Awards and honors

President George H.W. Bush appointed Vartan Gregorian to the Fulbright Commission. President Bill Clinton awarded Dr. Gregorian the National Humanities Medal. President George W. Bush later awarded Dr. Gregorian the Presidential Medal of Freedom. On June 17, 2009, The White House announced that President Barack Obama had appointed Gregorian to the President's Commission on White House Fellowships.[8] Gregorian has also been decorated by the French, Italian, Austrian and Portuguese governments.

Gregorian is also the recipient of the Ellis Island Medal of Honor and the American Academy and the Institute of Arts and Letters' Gold Medal for Service to the Arts. In 2010, he received the Aspen Institute’s Henry Crown Leadership Award. Further, Gregorian has received the Council on Foundations Distinguished Service Award, 2013 and the Africa-America Institute Award for Leadership in Higher Education Philanthropy, 2009. He has been honored by various cultural and professional associations, including the Urban League, the League of Women Voters, the Players Club, PEN-American Center, Literacy Volunteers of New York, the American Institute of Architects and the Charles A. Dana Foundation. He has been honored by the states of New York, Massachusetts, Texas, Pennsylvania, and Rhode Island, and the cities of Fresno, Austin, New York, Providence and San Francisco.

He is a Fellow of the American Academy of Arts and Sciences and the American Philosophical Society. In 1969, he received the Danforth Foundation's E.H. Harbison Distinguished Teaching Award, and in 1971 received the University of Texas’ Cactus Teaching Excellence Award.

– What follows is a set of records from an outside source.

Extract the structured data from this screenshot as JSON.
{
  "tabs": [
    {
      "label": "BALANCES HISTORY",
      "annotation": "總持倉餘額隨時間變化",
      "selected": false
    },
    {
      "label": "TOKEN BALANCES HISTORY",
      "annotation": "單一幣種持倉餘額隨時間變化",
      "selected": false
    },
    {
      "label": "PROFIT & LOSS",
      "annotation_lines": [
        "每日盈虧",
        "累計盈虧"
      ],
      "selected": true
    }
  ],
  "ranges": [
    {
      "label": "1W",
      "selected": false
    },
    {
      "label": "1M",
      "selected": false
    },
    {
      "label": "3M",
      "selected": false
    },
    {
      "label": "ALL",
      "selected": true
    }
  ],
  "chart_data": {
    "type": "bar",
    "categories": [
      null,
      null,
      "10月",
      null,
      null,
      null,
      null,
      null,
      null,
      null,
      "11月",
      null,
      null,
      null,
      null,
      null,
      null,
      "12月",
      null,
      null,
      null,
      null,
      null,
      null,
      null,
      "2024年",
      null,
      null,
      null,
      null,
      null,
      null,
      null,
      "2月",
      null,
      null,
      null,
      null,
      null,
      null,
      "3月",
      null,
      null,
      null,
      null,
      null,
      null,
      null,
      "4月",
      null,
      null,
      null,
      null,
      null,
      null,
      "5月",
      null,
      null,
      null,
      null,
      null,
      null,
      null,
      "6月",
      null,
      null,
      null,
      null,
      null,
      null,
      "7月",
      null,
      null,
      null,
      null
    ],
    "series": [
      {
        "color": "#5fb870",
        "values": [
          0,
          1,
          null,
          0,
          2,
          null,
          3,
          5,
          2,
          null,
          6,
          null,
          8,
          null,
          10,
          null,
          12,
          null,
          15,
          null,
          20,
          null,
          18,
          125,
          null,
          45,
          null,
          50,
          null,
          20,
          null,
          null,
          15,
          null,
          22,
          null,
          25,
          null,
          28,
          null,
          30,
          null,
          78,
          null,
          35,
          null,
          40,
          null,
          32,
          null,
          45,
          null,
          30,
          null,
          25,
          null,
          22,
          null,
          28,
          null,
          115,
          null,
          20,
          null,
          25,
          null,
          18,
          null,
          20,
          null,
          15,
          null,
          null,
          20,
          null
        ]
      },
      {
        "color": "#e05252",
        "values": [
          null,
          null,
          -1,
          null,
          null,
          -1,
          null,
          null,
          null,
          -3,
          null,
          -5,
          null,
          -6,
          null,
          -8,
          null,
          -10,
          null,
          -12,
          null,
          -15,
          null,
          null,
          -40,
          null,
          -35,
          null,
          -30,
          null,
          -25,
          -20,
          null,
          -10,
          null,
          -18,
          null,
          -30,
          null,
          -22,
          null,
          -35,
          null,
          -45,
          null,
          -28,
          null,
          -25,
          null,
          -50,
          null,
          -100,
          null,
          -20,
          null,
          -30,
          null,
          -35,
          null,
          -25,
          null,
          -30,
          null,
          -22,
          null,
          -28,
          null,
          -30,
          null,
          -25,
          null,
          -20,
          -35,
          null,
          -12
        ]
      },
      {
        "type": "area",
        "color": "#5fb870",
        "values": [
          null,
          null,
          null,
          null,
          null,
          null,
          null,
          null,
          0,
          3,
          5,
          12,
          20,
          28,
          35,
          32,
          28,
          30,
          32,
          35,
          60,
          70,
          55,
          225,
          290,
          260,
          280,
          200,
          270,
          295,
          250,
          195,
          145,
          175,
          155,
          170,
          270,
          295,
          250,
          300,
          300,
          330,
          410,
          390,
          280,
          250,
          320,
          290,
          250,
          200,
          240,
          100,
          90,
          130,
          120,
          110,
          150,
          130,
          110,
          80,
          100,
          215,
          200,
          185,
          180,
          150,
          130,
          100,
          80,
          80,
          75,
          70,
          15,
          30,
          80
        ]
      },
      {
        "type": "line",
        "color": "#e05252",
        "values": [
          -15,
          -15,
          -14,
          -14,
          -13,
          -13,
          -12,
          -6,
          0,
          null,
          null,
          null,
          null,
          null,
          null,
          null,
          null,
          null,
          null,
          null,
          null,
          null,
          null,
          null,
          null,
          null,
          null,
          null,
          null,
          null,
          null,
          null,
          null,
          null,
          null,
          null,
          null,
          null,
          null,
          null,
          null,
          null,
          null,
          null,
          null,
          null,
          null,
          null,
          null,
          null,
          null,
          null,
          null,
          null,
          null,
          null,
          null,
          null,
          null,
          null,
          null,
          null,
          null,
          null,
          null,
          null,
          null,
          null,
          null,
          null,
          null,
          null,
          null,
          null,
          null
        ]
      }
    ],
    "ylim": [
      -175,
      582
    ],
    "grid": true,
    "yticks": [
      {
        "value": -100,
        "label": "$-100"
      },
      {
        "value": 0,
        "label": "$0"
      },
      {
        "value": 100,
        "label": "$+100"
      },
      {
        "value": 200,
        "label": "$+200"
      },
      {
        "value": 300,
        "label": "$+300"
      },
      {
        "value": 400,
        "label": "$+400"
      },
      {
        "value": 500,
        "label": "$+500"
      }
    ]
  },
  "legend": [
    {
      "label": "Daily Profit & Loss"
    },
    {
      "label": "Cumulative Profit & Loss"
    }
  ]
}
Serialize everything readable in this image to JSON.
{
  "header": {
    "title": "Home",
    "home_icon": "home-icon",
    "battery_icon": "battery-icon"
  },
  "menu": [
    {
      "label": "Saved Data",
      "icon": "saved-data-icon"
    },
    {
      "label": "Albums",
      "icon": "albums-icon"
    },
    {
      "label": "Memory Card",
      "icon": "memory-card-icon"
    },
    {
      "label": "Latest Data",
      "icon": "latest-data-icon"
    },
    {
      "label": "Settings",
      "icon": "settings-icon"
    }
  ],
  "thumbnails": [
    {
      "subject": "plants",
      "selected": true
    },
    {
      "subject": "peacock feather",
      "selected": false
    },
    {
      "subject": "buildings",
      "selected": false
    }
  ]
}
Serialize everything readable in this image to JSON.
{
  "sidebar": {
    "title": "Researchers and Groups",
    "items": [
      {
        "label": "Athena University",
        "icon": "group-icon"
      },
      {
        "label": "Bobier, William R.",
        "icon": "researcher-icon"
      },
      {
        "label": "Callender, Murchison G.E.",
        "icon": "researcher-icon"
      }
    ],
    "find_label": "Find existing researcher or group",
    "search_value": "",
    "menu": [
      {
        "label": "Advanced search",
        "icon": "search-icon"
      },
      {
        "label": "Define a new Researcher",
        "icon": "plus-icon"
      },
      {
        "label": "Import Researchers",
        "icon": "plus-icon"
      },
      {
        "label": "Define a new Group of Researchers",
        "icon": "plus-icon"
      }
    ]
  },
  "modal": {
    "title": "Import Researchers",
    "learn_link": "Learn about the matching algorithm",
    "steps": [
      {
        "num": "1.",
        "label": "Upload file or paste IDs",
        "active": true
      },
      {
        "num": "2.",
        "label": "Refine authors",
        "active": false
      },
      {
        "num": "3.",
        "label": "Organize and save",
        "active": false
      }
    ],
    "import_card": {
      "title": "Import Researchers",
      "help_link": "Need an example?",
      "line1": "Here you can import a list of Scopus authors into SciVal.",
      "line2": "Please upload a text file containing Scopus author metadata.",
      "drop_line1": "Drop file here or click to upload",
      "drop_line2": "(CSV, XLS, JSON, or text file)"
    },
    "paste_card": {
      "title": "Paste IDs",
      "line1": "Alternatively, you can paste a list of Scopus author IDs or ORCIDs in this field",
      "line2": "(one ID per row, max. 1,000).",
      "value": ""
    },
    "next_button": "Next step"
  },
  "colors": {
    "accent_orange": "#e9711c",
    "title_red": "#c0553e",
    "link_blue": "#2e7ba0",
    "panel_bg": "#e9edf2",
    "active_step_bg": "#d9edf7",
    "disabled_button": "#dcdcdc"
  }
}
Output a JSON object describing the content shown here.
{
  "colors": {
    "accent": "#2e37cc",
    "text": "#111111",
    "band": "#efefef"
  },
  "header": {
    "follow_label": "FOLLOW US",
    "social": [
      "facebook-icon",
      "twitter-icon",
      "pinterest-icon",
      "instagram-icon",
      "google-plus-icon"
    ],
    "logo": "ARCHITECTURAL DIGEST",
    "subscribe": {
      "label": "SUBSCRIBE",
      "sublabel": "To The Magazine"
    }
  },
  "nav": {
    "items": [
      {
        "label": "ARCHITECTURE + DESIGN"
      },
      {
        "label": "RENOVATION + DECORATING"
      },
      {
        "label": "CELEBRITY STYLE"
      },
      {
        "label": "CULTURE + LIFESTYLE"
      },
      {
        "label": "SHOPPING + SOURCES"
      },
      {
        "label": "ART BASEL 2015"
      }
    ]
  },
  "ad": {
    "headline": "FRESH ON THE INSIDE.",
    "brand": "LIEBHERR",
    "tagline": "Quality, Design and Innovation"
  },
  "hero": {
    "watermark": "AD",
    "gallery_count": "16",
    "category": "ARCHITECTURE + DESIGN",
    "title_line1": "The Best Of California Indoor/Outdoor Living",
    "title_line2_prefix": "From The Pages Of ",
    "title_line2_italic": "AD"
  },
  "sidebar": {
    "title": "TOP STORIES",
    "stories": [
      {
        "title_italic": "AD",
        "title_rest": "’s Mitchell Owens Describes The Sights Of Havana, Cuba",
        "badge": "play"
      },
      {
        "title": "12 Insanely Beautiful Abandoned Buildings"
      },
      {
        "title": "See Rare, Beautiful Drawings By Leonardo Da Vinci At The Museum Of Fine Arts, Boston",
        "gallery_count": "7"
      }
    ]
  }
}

In 2005, Gregorian received the S. Roger Horchow Award for Greatest Public Service by a Private Citizen, an award given out annually by Jefferson Awards Foundation.[9]

Honoris Causa degrees

Vartan Gregorian has received more than 70 honorary degrees. Below is a partial list.


Academic offices
Preceded by
Howard Swearer
President of Brown University
Succeeded by
Gordon Gee
This article is issued from Wikipedia - version of the 11/24/2016. The text is available under the Creative Commons Attribution/Share Alike but additional terms may apply for the media files.